→ DATA EXTRACTS
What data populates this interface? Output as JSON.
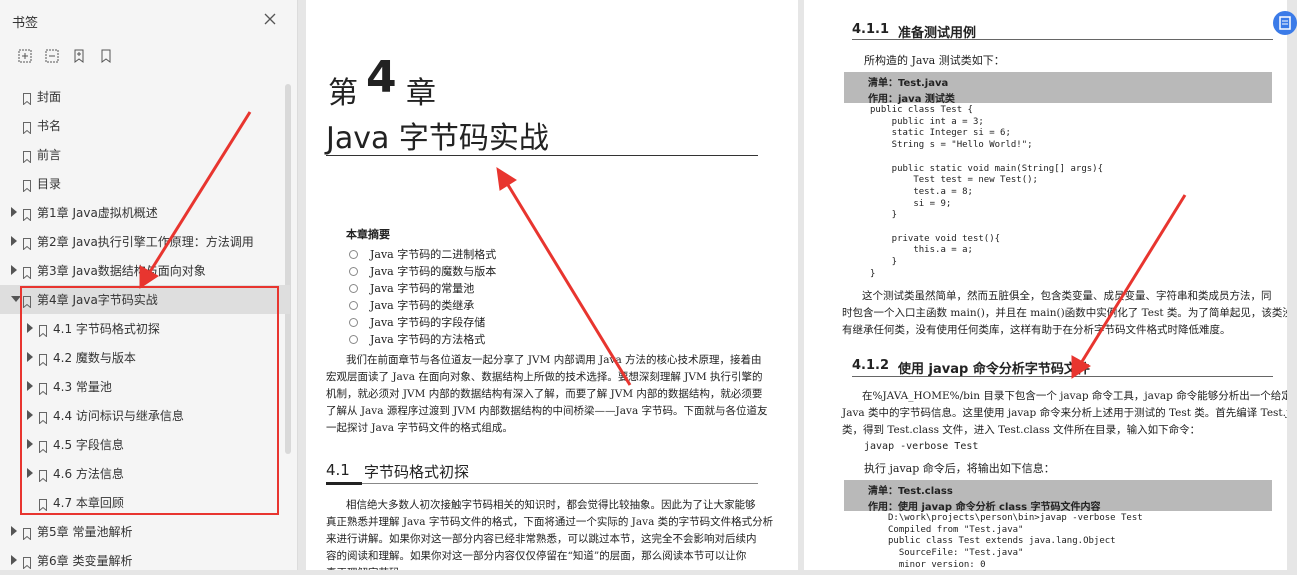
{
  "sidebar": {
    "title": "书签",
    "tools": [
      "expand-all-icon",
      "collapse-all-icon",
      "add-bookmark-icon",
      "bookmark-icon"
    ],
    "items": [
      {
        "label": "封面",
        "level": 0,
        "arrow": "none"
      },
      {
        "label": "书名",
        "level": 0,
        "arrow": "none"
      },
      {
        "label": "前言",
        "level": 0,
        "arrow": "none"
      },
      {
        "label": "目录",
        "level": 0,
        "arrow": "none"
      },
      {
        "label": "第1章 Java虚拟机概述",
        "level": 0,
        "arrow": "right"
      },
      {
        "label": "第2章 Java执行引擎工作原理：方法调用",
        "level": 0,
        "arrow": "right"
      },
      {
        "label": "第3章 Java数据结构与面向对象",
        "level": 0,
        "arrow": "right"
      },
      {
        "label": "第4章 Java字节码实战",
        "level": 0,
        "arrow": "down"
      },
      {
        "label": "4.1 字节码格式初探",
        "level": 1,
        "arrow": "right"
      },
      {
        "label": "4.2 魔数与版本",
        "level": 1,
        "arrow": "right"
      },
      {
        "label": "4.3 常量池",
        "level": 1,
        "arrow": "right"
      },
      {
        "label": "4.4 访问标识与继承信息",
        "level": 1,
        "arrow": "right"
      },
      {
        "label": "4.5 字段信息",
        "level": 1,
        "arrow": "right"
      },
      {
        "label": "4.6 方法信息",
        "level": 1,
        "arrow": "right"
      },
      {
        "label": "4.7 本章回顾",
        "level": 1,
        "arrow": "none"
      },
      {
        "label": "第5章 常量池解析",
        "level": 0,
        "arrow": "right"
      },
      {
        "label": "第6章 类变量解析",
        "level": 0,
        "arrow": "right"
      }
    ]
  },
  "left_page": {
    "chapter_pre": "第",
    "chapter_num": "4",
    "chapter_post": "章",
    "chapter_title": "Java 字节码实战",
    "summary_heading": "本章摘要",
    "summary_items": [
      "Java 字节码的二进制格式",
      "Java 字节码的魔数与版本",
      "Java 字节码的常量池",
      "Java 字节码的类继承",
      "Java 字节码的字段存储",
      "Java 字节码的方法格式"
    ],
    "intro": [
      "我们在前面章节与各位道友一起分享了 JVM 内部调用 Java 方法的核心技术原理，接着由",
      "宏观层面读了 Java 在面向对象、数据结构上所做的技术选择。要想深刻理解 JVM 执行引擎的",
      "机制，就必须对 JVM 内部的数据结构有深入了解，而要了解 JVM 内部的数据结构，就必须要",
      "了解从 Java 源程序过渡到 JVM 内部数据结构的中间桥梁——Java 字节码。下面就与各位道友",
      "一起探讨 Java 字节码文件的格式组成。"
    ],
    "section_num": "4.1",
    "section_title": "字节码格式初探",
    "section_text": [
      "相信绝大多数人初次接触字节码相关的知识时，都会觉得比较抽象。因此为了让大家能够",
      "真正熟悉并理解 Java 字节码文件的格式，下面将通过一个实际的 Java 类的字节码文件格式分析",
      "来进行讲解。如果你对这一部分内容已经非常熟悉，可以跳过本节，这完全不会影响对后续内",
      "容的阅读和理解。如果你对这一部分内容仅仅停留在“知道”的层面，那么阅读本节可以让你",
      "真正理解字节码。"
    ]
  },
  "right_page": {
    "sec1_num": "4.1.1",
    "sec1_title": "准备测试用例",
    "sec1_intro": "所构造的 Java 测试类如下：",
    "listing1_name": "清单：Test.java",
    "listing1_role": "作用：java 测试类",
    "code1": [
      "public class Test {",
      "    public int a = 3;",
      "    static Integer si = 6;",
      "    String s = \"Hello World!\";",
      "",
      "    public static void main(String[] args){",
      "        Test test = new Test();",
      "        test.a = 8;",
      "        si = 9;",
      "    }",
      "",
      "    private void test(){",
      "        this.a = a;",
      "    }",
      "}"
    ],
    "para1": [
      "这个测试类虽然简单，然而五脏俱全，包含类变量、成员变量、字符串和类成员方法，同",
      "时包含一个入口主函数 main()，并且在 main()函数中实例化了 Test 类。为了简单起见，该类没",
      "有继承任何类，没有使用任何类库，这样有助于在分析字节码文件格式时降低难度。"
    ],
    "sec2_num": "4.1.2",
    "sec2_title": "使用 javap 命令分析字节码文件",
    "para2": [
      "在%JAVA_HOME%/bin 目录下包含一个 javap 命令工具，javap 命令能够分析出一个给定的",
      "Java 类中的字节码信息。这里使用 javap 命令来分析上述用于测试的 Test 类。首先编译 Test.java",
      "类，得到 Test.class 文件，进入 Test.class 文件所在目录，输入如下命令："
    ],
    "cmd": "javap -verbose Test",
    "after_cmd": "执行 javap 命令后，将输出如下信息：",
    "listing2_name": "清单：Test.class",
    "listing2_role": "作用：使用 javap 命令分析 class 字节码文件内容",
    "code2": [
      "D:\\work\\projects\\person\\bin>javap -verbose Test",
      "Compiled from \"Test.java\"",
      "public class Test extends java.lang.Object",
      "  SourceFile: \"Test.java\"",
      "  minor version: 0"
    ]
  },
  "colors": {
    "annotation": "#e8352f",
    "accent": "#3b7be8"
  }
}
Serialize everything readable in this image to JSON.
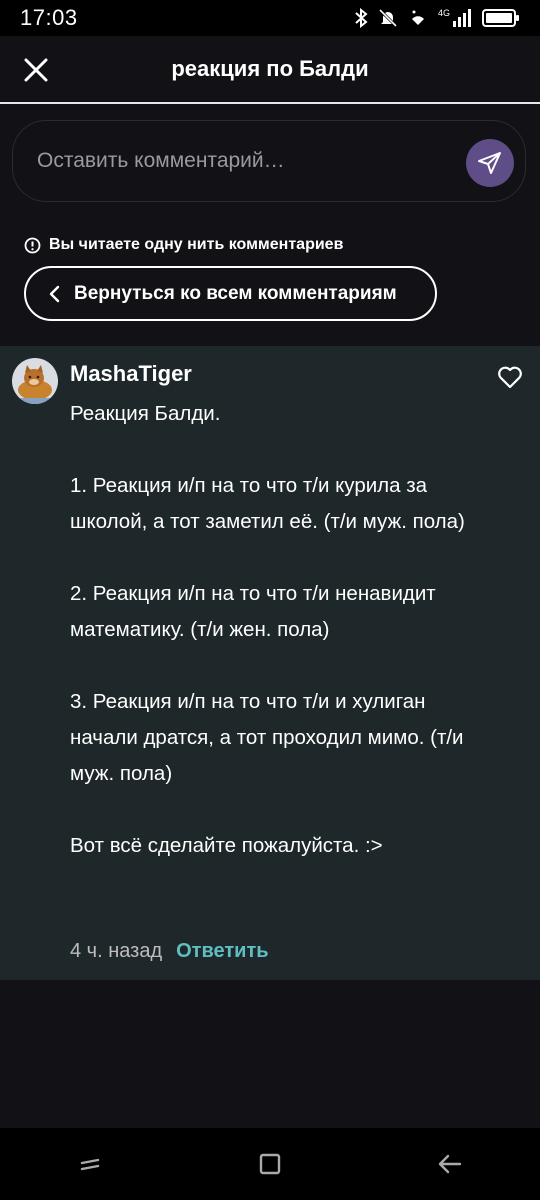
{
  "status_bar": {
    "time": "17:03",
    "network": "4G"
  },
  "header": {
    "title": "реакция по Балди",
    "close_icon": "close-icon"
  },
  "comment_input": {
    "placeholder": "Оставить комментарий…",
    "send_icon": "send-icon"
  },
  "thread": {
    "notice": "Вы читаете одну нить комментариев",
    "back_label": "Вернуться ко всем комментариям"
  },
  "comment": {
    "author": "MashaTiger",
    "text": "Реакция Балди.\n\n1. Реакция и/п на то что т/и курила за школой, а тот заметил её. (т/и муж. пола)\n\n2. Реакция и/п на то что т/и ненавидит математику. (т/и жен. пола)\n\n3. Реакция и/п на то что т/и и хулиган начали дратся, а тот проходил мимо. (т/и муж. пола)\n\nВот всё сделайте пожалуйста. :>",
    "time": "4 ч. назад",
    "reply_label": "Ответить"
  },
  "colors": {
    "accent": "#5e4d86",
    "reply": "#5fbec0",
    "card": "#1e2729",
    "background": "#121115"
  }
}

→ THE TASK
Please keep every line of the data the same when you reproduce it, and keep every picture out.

→ WRITTEN SOLUTION
What data populates this interface? Output as JSON.
{
  "sidebar": {
    "title": "书签",
    "tools": [
      "expand-all-icon",
      "collapse-all-icon",
      "add-bookmark-icon",
      "bookmark-icon"
    ],
    "items": [
      {
        "label": "封面",
        "level": 0,
        "arrow": "none"
      },
      {
        "label": "书名",
        "level": 0,
        "arrow": "none"
      },
      {
        "label": "前言",
        "level": 0,
        "arrow": "none"
      },
      {
        "label": "目录",
        "level": 0,
        "arrow": "none"
      },
      {
        "label": "第1章 Java虚拟机概述",
        "level": 0,
        "arrow": "right"
      },
      {
        "label": "第2章 Java执行引擎工作原理：方法调用",
        "level": 0,
        "arrow": "right"
      },
      {
        "label": "第3章 Java数据结构与面向对象",
        "level": 0,
        "arrow": "right"
      },
      {
        "label": "第4章 Java字节码实战",
        "level": 0,
        "arrow": "down"
      },
      {
        "label": "4.1 字节码格式初探",
        "level": 1,
        "arrow": "right"
      },
      {
        "label": "4.2 魔数与版本",
        "level": 1,
        "arrow": "right"
      },
      {
        "label": "4.3 常量池",
        "level": 1,
        "arrow": "right"
      },
      {
        "label": "4.4 访问标识与继承信息",
        "level": 1,
        "arrow": "right"
      },
      {
        "label": "4.5 字段信息",
        "level": 1,
        "arrow": "right"
      },
      {
        "label": "4.6 方法信息",
        "level": 1,
        "arrow": "right"
      },
      {
        "label": "4.7 本章回顾",
        "level": 1,
        "arrow": "none"
      },
      {
        "label": "第5章 常量池解析",
        "level": 0,
        "arrow": "right"
      },
      {
        "label": "第6章 类变量解析",
        "level": 0,
        "arrow": "right"
      }
    ]
  },
  "left_page": {
    "chapter_pre": "第",
    "chapter_num": "4",
    "chapter_post": "章",
    "chapter_title": "Java 字节码实战",
    "summary_heading": "本章摘要",
    "summary_items": [
      "Java 字节码的二进制格式",
      "Java 字节码的魔数与版本",
      "Java 字节码的常量池",
      "Java 字节码的类继承",
      "Java 字节码的字段存储",
      "Java 字节码的方法格式"
    ],
    "intro": [
      "我们在前面章节与各位道友一起分享了 JVM 内部调用 Java 方法的核心技术原理，接着由",
      "宏观层面读了 Java 在面向对象、数据结构上所做的技术选择。要想深刻理解 JVM 执行引擎的",
      "机制，就必须对 JVM 内部的数据结构有深入了解，而要了解 JVM 内部的数据结构，就必须要",
      "了解从 Java 源程序过渡到 JVM 内部数据结构的中间桥梁——Java 字节码。下面就与各位道友",
      "一起探讨 Java 字节码文件的格式组成。"
    ],
    "section_num": "4.1",
    "section_title": "字节码格式初探",
    "section_text": [
      "相信绝大多数人初次接触字节码相关的知识时，都会觉得比较抽象。因此为了让大家能够",
      "真正熟悉并理解 Java 字节码文件的格式，下面将通过一个实际的 Java 类的字节码文件格式分析",
      "来进行讲解。如果你对这一部分内容已经非常熟悉，可以跳过本节，这完全不会影响对后续内",
      "容的阅读和理解。如果你对这一部分内容仅仅停留在“知道”的层面，那么阅读本节可以让你",
      "真正理解字节码。"
    ]
  },
  "right_page": {
    "sec1_num": "4.1.1",
    "sec1_title": "准备测试用例",
    "sec1_intro": "所构造的 Java 测试类如下：",
    "listing1_name": "清单：Test.java",
    "listing1_role": "作用：java 测试类",
    "code1": [
      "public class Test {",
      "    public int a = 3;",
      "    static Integer si = 6;",
      "    String s = \"Hello World!\";",
      "",
      "    public static void main(String[] args){",
      "        Test test = new Test();",
      "        test.a = 8;",
      "        si = 9;",
      "    }",
      "",
      "    private void test(){",
      "        this.a = a;",
      "    }",
      "}"
    ],
    "para1": [
      "这个测试类虽然简单，然而五脏俱全，包含类变量、成员变量、字符串和类成员方法，同",
      "时包含一个入口主函数 main()，并且在 main()函数中实例化了 Test 类。为了简单起见，该类没",
      "有继承任何类，没有使用任何类库，这样有助于在分析字节码文件格式时降低难度。"
    ],
    "sec2_num": "4.1.2",
    "sec2_title": "使用 javap 命令分析字节码文件",
    "para2": [
      "在%JAVA_HOME%/bin 目录下包含一个 javap 命令工具，javap 命令能够分析出一个给定的",
      "Java 类中的字节码信息。这里使用 javap 命令来分析上述用于测试的 Test 类。首先编译 Test.java",
      "类，得到 Test.class 文件，进入 Test.class 文件所在目录，输入如下命令："
    ],
    "cmd": "javap -verbose Test",
    "after_cmd": "执行 javap 命令后，将输出如下信息：",
    "listing2_name": "清单：Test.class",
    "listing2_role": "作用：使用 javap 命令分析 class 字节码文件内容",
    "code2": [
      "D:\\work\\projects\\person\\bin>javap -verbose Test",
      "Compiled from \"Test.java\"",
      "public class Test extends java.lang.Object",
      "  SourceFile: \"Test.java\"",
      "  minor version: 0"
    ]
  },
  "colors": {
    "annotation": "#e8352f",
    "accent": "#3b7be8"
  }
}
Serialize everything readable in this image to JSON.
{
  "status_bar": {
    "time": "17:03",
    "network": "4G"
  },
  "header": {
    "title": "реакция по Балди",
    "close_icon": "close-icon"
  },
  "comment_input": {
    "placeholder": "Оставить комментарий…",
    "send_icon": "send-icon"
  },
  "thread": {
    "notice": "Вы читаете одну нить комментариев",
    "back_label": "Вернуться ко всем комментариям"
  },
  "comment": {
    "author": "MashaTiger",
    "text": "Реакция Балди.\n\n1. Реакция и/п на то что т/и курила за школой, а тот заметил её. (т/и муж. пола)\n\n2. Реакция и/п на то что т/и ненавидит математику. (т/и жен. пола)\n\n3. Реакция и/п на то что т/и и хулиган начали дратся, а тот проходил мимо. (т/и муж. пола)\n\nВот всё сделайте пожалуйста. :>",
    "time": "4 ч. назад",
    "reply_label": "Ответить"
  },
  "colors": {
    "accent": "#5e4d86",
    "reply": "#5fbec0",
    "card": "#1e2729",
    "background": "#121115"
  }
}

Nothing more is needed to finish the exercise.